** Task objective **
A line belongs in the answer if it contains "team"; copy every such line from the entries below.

Dataset rows describing interfaces:
"""

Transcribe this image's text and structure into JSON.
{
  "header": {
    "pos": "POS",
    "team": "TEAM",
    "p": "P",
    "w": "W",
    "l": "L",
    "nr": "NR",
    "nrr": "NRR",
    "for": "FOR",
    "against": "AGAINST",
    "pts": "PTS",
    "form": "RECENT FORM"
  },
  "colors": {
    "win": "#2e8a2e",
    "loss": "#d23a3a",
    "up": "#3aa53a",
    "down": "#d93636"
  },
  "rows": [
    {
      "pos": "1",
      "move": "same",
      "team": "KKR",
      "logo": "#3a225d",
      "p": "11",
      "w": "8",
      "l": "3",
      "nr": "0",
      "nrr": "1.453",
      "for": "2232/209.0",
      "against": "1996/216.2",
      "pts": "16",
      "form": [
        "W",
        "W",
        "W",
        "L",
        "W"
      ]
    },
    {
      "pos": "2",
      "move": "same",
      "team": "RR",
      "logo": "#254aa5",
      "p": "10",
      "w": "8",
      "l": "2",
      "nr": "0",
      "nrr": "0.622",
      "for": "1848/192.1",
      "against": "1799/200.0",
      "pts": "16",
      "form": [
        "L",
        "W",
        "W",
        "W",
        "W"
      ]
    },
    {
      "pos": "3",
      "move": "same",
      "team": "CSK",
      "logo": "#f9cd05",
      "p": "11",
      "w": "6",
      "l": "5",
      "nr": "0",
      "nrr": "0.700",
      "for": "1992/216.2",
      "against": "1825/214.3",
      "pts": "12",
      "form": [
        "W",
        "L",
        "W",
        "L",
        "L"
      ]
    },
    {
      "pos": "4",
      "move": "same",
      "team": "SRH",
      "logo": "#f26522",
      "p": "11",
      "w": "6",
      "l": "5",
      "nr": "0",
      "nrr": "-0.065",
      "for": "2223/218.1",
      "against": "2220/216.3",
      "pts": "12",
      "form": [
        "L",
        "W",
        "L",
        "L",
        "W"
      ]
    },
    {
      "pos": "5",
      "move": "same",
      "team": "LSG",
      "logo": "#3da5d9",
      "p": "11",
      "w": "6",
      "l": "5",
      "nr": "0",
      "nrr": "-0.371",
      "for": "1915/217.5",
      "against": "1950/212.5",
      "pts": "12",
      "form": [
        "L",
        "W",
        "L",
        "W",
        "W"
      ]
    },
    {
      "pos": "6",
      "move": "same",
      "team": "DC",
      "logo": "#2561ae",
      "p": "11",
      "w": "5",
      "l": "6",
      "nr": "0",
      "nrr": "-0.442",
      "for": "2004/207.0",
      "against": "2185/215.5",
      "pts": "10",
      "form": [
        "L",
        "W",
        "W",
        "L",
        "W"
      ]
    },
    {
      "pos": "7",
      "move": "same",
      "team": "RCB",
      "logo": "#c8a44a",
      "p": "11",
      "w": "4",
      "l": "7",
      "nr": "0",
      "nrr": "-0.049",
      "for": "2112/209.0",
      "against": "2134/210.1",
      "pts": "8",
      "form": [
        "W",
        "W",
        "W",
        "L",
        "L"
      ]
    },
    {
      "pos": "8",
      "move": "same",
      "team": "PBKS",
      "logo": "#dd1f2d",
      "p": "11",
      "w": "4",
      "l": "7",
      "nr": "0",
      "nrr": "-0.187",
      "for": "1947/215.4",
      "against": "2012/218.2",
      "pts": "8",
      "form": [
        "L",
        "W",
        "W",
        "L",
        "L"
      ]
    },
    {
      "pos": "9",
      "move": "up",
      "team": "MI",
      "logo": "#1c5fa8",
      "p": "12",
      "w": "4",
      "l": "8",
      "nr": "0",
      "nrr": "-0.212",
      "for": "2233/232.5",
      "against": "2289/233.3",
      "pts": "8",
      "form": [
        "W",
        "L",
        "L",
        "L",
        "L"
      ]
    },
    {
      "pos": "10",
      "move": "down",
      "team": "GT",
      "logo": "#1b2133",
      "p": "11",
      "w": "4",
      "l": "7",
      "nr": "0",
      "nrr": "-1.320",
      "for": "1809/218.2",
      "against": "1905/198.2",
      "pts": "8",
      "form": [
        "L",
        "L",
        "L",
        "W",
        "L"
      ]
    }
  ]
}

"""

** Answer area **
    "team": "TEAM",
      "team": "KKR",
      "team": "RR",
      "team": "CSK",
      "team": "SRH",
      "team": "LSG",
      "team": "DC",
      "team": "RCB",
      "team": "PBKS",
      "team": "MI",
      "team": "GT",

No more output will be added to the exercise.